“It’s clear that the paparazzi want to get the right shot, they want to get the right story, but public safety must always be at the forefront,” Adams said.
In a statement obtained by CNN on Thursday, photo agency Backgrid USA said they were taking the Sussexes’ allegations “seriously” and will conduct an investigation. However, they also pushed back, saying that photographers at the scene had reported “feeling that the couple was not in immediate danger at any point.”
The agency stressed their commitment to transparent journalism, including the need to provide “fair and factual responses to claims.”
“We want to clarify that we have received photos and videos of last night’s events from four freelance photographers, three of whom were in cars and one of whom was riding a bicycle. It is important to note that these photographers have a professional responsibility to cover newsworthy events and personalities, including public figures such as Prince Harry and Meghan Markle,” the statement outlined.

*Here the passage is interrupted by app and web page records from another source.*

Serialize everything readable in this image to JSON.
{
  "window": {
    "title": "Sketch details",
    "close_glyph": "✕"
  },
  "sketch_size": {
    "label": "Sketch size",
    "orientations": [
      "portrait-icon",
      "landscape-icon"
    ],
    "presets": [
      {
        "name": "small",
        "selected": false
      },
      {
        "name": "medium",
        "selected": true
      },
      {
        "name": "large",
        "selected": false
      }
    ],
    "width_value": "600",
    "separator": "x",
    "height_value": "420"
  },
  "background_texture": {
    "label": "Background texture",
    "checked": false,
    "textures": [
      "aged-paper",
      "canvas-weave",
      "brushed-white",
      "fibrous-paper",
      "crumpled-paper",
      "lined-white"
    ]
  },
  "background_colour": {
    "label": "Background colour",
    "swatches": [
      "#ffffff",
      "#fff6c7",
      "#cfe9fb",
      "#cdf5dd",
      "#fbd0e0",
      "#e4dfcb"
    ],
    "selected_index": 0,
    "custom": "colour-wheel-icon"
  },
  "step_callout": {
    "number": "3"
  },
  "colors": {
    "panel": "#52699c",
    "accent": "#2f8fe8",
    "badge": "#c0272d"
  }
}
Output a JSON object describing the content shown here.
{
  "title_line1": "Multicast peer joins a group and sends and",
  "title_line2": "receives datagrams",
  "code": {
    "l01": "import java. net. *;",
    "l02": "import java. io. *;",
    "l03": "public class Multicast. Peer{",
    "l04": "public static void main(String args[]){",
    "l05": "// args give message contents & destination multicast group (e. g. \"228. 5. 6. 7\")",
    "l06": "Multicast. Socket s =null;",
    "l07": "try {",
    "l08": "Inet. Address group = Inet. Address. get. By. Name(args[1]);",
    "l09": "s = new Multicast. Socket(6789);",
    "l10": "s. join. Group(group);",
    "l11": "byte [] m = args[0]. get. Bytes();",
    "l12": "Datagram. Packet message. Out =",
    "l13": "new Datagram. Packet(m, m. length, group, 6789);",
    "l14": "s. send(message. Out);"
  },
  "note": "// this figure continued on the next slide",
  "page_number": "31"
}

“According to the accounts given by these freelance contributors, they were covering the couple’s stay in New York City, including the possibility of a dinner after an award ceremony. They had no intention of causing any distress or harm, as their only tool was their cameras. A few of the photos even show Meghan Markle smiling inside a cab,” the statement continued.
The Backgrid statement also counterclaimed that one of the four SUVs in the royal convoy “was driving in a manner that could be perceived as reckless” and rejected the allegation that the incident could have resulted in a fatal disaster.
From all of this, it’s clear something took place on Tuesday night – even if perceptions of it differ.
To be fair to the Sussexes, they never claimed a “high-speed” chase took place. Conversations with a member of their entourage have also made it clear that they felt that they had stuck to speed limits, that the couple never felt under threat but that the lives of others had been.
CNN has made a decision, like many other media outlets, not to publish any photographs taken once the couple left the engagement at the Ziegfeld Ballroom. However, those images appear to show Prince Harry documenting the moment on his phone, so we may yet learn more about what exactly happened from their perspective in the future.
Playing into all of this, it’s well known that Harry blames the tabloid press for the premature death of his mother. He has previously shared how every camera flash takes him “straight back” to one of the worst moments of his life. He has been very vocal in his commitment to ensure history does not repeat itself with his wife and has had no qualms about holding the media to account through legal action over what he sees as particularly invasive methods.
Much of that will likely have been running through his mind during this late-night episode. Even the most ardent critics could understand the kind of traumatic resonance that may have surfaced for Harry in this situation.
One other notable element is the silence from his family. Both Buckingham Palace, home of the King, and Kensington Palace, where the Prince of Wales is based, declined to comment on the story. We know that the Sussexes did not hear from the royal family after the story broke – as some may expect in normal family circumstances. But, given the rift between the two sides, it’s likely there has been a broader decision that the household simply can’t respond or engage with the headlines surrounding Prince Harry and Meghan every time they have a tangle with the press.
CNN’s John Miller, Kristina Sgueglia, Zenebou Sylla, Paradise Afshar, Sugam Pokharel, Jessie Gretener and Sammy Mncwabe contributed to reporting.